Lucanian vase painting


Lucanian vase painting was substyle of South Italian red-figure vase painting, produced in Lucania between 450 and 325 BC. It was the oldest South Italian regional style. Together with Sicilian and Paestan vase painting, it formed a close stylistic community.

Hermes pursuing a woman, bell krater by the Dolon Painter, circa 390/380 BC. Paris: Louvre.
Orestes, Elektra and Hermes in front of the tomb of Agamemnon, pelike by the Choephorai Painter, circa 380/370 BC. Paris: Louvre.

The Lucanian vase painting tradition began around 430 BC, with the works of the Pisticci Painter. He was probably active in Pisticci, where some of his works were discovered. He was strongly influenced by Attic tradition. His works rarely depict mythological scenes, probably reflecting the local tastes. Most of them were made as grave offerings. Other early production centres were at Policoro and Metapontum. The Pisticci Painter's successors, the Amykos Painter and the Cyclops Painter had a workshop in Metapontum. In 1973, archaeologists were able to prove the existence of such a workshop by discovering a pottery kiln associated with fragments of vases by the Amykos Painter, the Kreusa Painter and the Dolon Painter. They were the first to paint the new nestoris (see Typology of Greek vase shapes) vase type. Large quantities of Lucanian vases were exported to Apulia. The Dolon Painter may have emigrated there during his career, as his late work reflects an influence by the Apulian Tarporley Painter. Around 370 BC, the workshops in Policoro and Metapontum ceased to function, and production moved to the hinterland. After the mid-4th century, the quality of Lucanian vases deteriorated increasingly, and the range of painted motifs became more and more monotonous. Exports to Apulia also stopped nearly entirely. Around 325 BC, production ceased; the last important representatives of Lucanian vase painting were the Primato Painter (strongly influenced by the Apulian Lycourgos Painter) and the Roccanova Painter. A total of about 1,500 Lucanian vases survive.
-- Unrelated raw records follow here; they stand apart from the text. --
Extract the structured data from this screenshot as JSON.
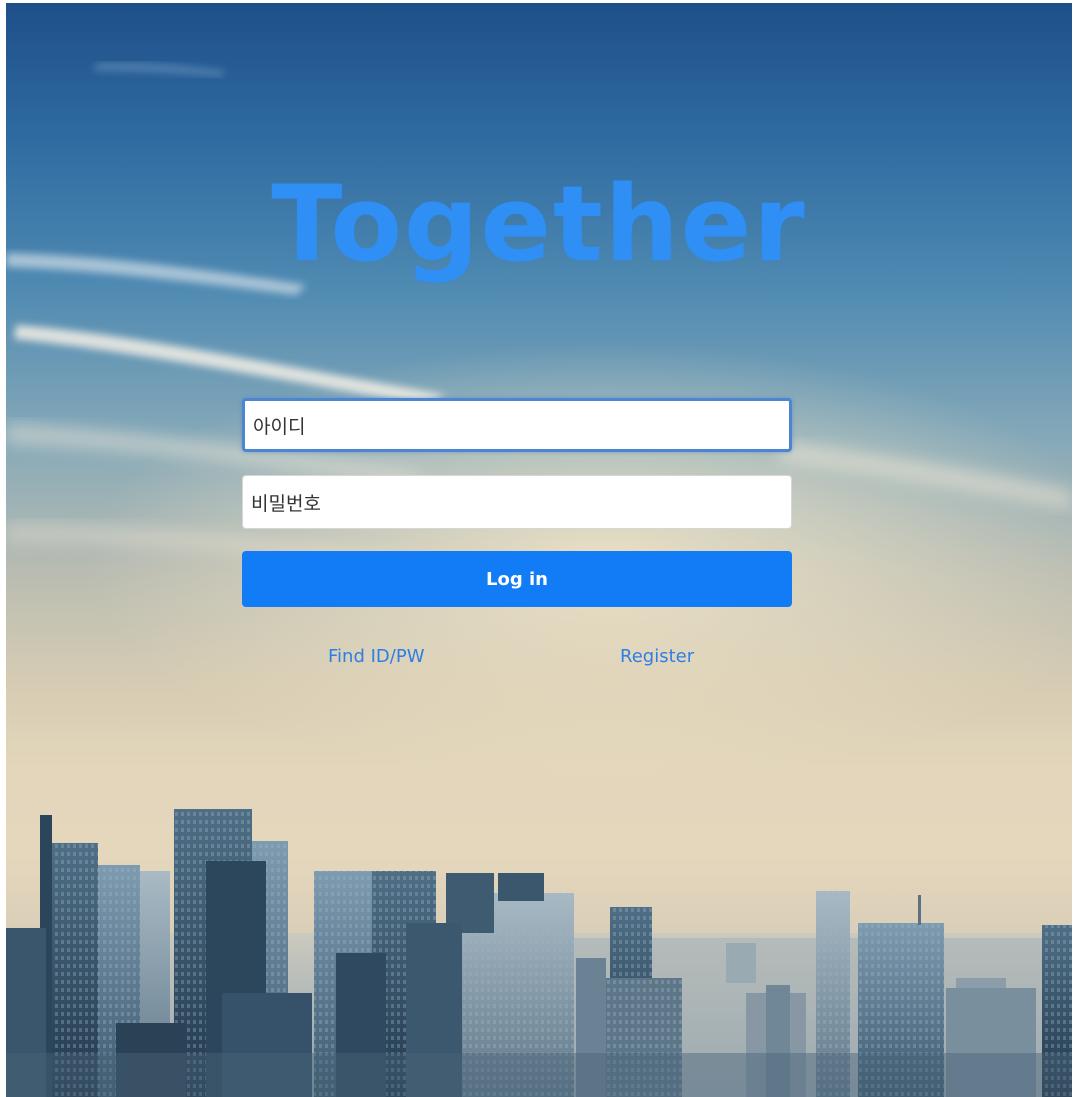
{
  "app": {
    "title": "Together"
  },
  "login_form": {
    "id_field": {
      "placeholder": "아이디",
      "value": ""
    },
    "password_field": {
      "placeholder": "비밀번호",
      "value": ""
    },
    "login_button_label": "Log in",
    "find_link_label": "Find ID/PW",
    "register_link_label": "Register"
  },
  "colors": {
    "brand": "#2f8ff5",
    "button": "#127cf7",
    "link": "#2f7de6",
    "focus_border": "#4d86cf"
  }
}
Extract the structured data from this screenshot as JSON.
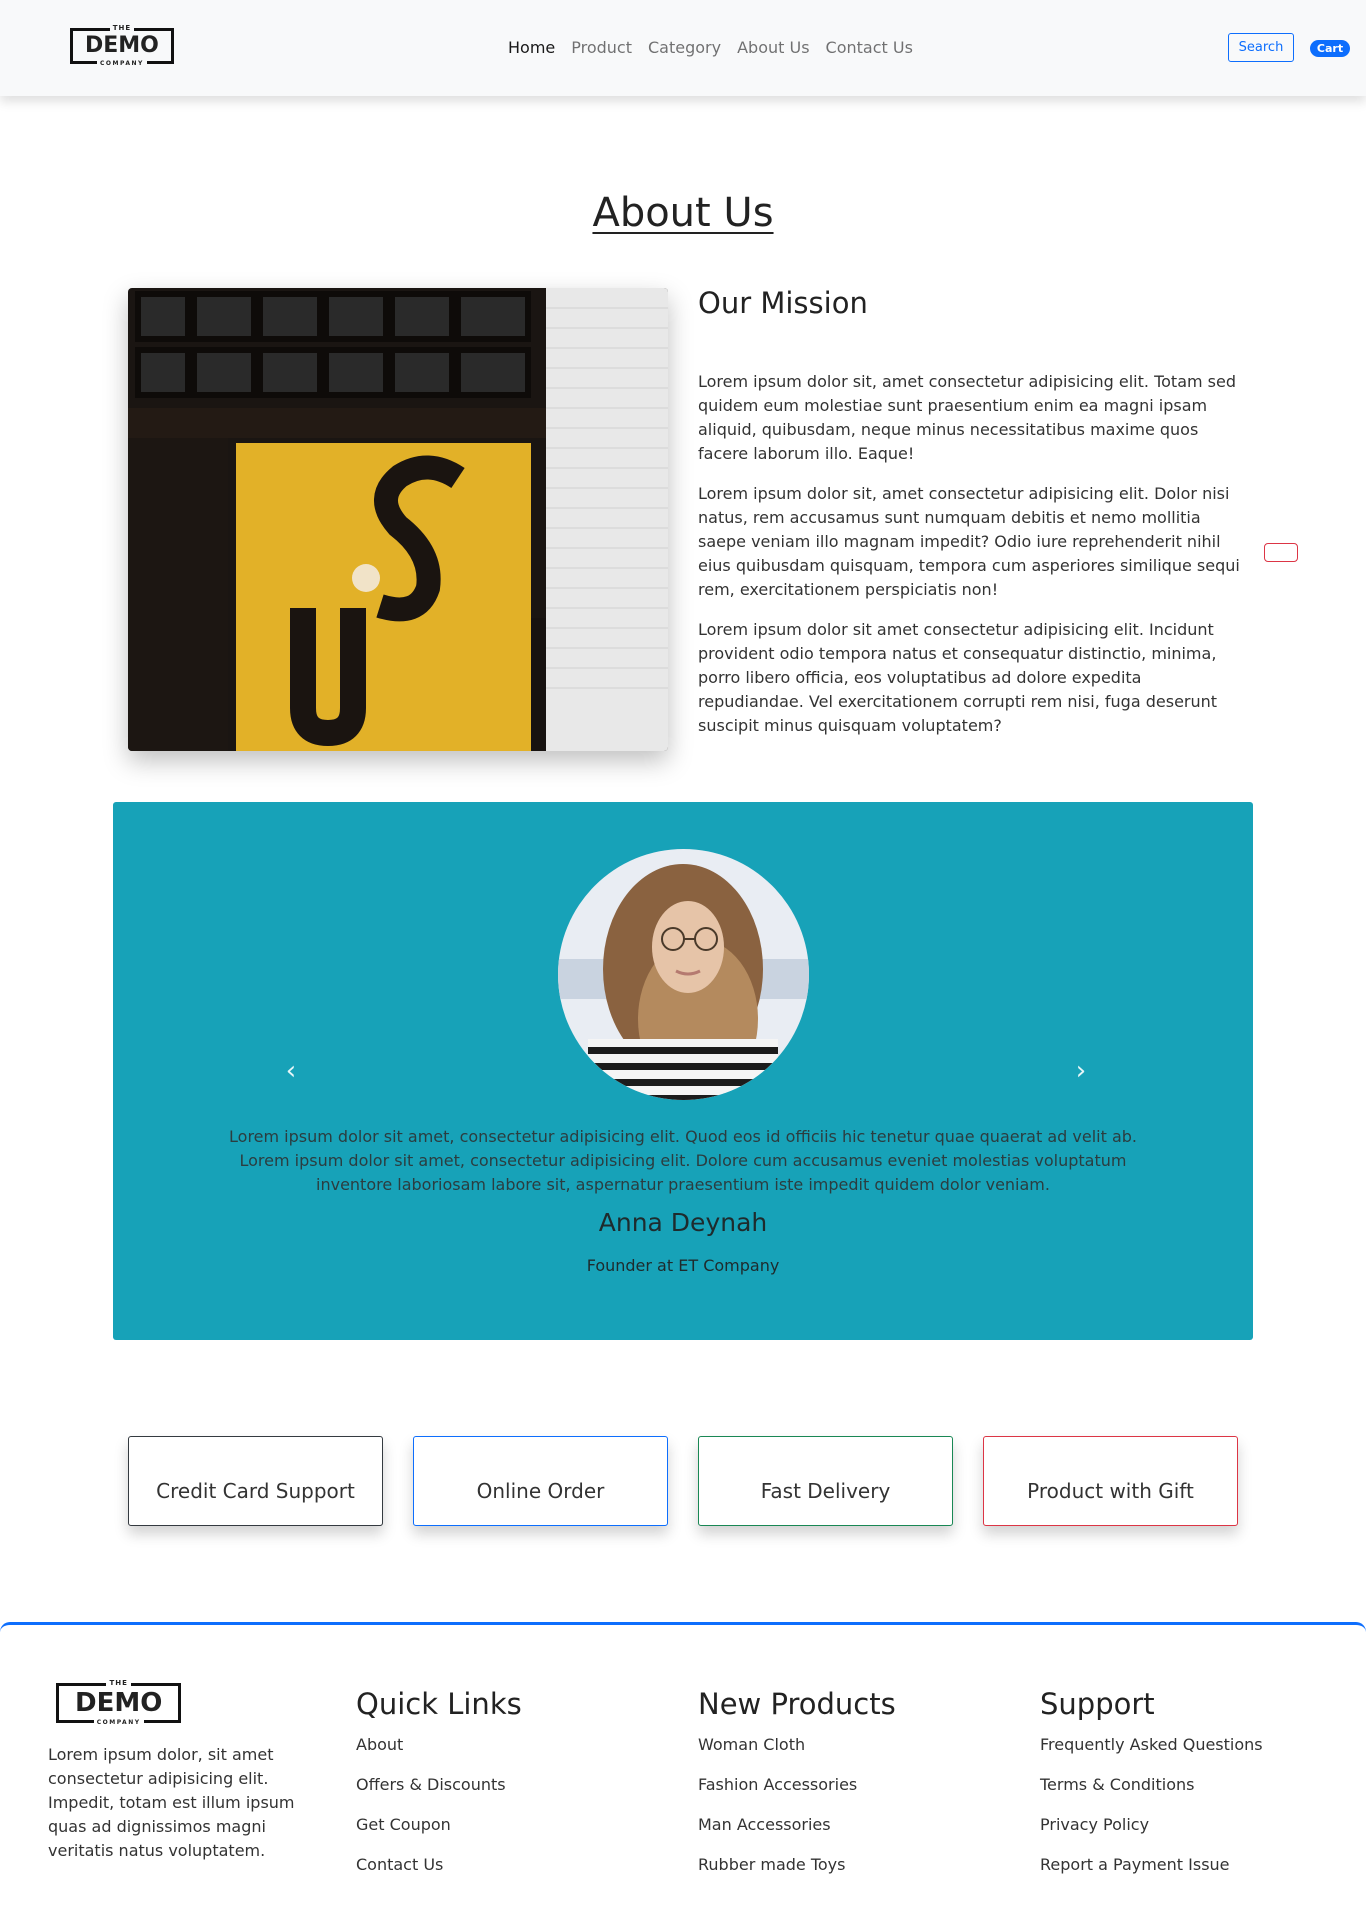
{
  "brand": {
    "the": "THE",
    "name": "DEMO",
    "company": "COMPANY"
  },
  "nav": {
    "links": [
      "Home",
      "Product",
      "Category",
      "About Us",
      "Contact Us"
    ],
    "search_label": "Search",
    "cart_label": "Cart"
  },
  "about": {
    "title": "About Us",
    "mission_title": "Our Mission",
    "paragraphs": [
      "Lorem ipsum dolor sit, amet consectetur adipisicing elit. Totam sed quidem eum molestiae sunt praesentium enim ea magni ipsam aliquid, quibusdam, neque minus necessitatibus maxime quos facere laborum illo. Eaque!",
      "Lorem ipsum dolor sit, amet consectetur adipisicing elit. Dolor nisi natus, rem accusamus sunt numquam debitis et nemo mollitia saepe veniam illo magnam impedit? Odio iure reprehenderit nihil eius quibusdam quisquam, tempora cum asperiores similique sequi rem, exercitationem perspiciatis non!",
      "Lorem ipsum dolor sit amet consectetur adipisicing elit. Incidunt provident odio tempora natus et consequatur distinctio, minima, porro libero officia, eos voluptatibus ad dolore expedita repudiandae. Vel exercitationem corrupti rem nisi, fuga deserunt suscipit minus quisquam voluptatem?"
    ]
  },
  "testimonial": {
    "quote": "Lorem ipsum dolor sit amet, consectetur adipisicing elit. Quod eos id officiis hic tenetur quae quaerat ad velit ab. Lorem ipsum dolor sit amet, consectetur adipisicing elit. Dolore cum accusamus eveniet molestias voluptatum inventore laboriosam labore sit, aspernatur praesentium iste impedit quidem dolor veniam.",
    "name": "Anna Deynah",
    "role": "Founder at ET Company",
    "prev_icon": "chevron-left-icon",
    "next_icon": "chevron-right-icon"
  },
  "features": [
    "Credit Card Support",
    "Online Order",
    "Fast Delivery",
    "Product with Gift"
  ],
  "footer": {
    "about": "Lorem ipsum dolor, sit amet consectetur adipisicing elit. Impedit, totam est illum ipsum quas ad dignissimos magni veritatis natus voluptatem.",
    "quick_links": {
      "title": "Quick Links",
      "items": [
        "About",
        "Offers & Discounts",
        "Get Coupon",
        "Contact Us"
      ]
    },
    "new_products": {
      "title": "New Products",
      "items": [
        "Woman Cloth",
        "Fashion Accessories",
        "Man Accessories",
        "Rubber made Toys"
      ]
    },
    "support": {
      "title": "Support",
      "items": [
        "Frequently Asked Questions",
        "Terms & Conditions",
        "Privacy Policy",
        "Report a Payment Issue"
      ]
    }
  },
  "colors": {
    "primary": "#0d6efd",
    "teal": "#17a2b8",
    "success": "#198754",
    "danger": "#dc3545",
    "dark": "#343a40"
  }
}
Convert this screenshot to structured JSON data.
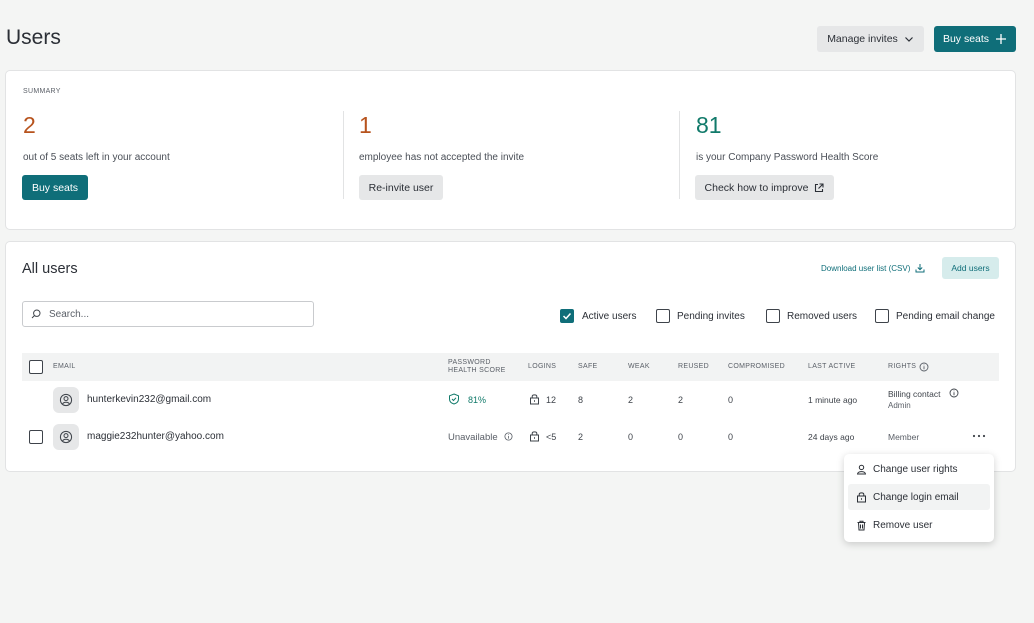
{
  "page": {
    "title": "Users"
  },
  "header": {
    "manage_invites_label": "Manage invites",
    "buy_seats_label": "Buy seats"
  },
  "summary": {
    "label": "SUMMARY",
    "seats": {
      "value": "2",
      "text": "out of 5 seats left in your account",
      "button": "Buy seats"
    },
    "invites": {
      "value": "1",
      "text": "employee has not accepted the invite",
      "button": "Re-invite user"
    },
    "health": {
      "value": "81",
      "text": "is your Company Password Health Score",
      "button": "Check how to improve"
    }
  },
  "users_section": {
    "title": "All users",
    "download_label": "Download user list (CSV)",
    "add_users_label": "Add users",
    "search_placeholder": "Search...",
    "filters": [
      {
        "label": "Active users",
        "checked": true
      },
      {
        "label": "Pending invites",
        "checked": false
      },
      {
        "label": "Removed users",
        "checked": false
      },
      {
        "label": "Pending email change",
        "checked": false
      }
    ]
  },
  "table": {
    "headers": {
      "email": "EMAIL",
      "health_1": "PASSWORD",
      "health_2": "HEALTH SCORE",
      "logins": "LOGINS",
      "safe": "SAFE",
      "weak": "WEAK",
      "reused": "REUSED",
      "compromised": "COMPROMISED",
      "last_active": "LAST ACTIVE",
      "rights": "RIGHTS"
    },
    "rows": [
      {
        "email": "hunterkevin232@gmail.com",
        "health": "81%",
        "logins": "12",
        "safe": "8",
        "weak": "2",
        "reused": "2",
        "compromised": "0",
        "last_active": "1 minute ago",
        "rights": "Billing contact",
        "rights_sub": "Admin"
      },
      {
        "email": "maggie232hunter@yahoo.com",
        "health": "Unavailable",
        "logins": "<5",
        "safe": "2",
        "weak": "0",
        "reused": "0",
        "compromised": "0",
        "last_active": "24 days ago",
        "rights": "Member"
      }
    ]
  },
  "context_menu": {
    "items": [
      {
        "label": "Change user rights",
        "icon": "user-icon"
      },
      {
        "label": "Change login email",
        "icon": "lock-icon"
      },
      {
        "label": "Remove user",
        "icon": "trash-icon"
      }
    ]
  },
  "colors": {
    "accent": "#0f6e79",
    "orange": "#b7531d",
    "green": "#117a6a"
  }
}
In terms of motifs, mythological or theatrical scenes are common. For example, the Cheophoroi Painter, named after the Cheophoroi by Aeschylos showed scenes from the tragedy in question on several of his vases. The influence of Apulian vase painting becomes tangible roughly at the same time. Especially polychromy and vegetal decor became standard.

Further readingEdit

  • Thomas Mannack: Griechische Vasenmalerei. Eine Einführung. Theiss, Stuttgart 2002, p. 131 ISBN 3-8062-1743-2.
  • Matthias Steinhart: Lukanische Vasenmalerei. In: Der Neue Pauly. vol 7, 1999, col. 491
  • Arthur Dale Trendall: Rotfigurige Vasen aus Unteritalien und Sizilien. Ein Handbuch. von Zabern, Mainz 1991 (Kulturgeschichte der Antiken Welt Vol. 47), ISBN 3-8053-1111-7 (esp. p. 20-28, 63–84)

External linksEdit

  •   Media related to Lucanian pottery at Wikimedia Commons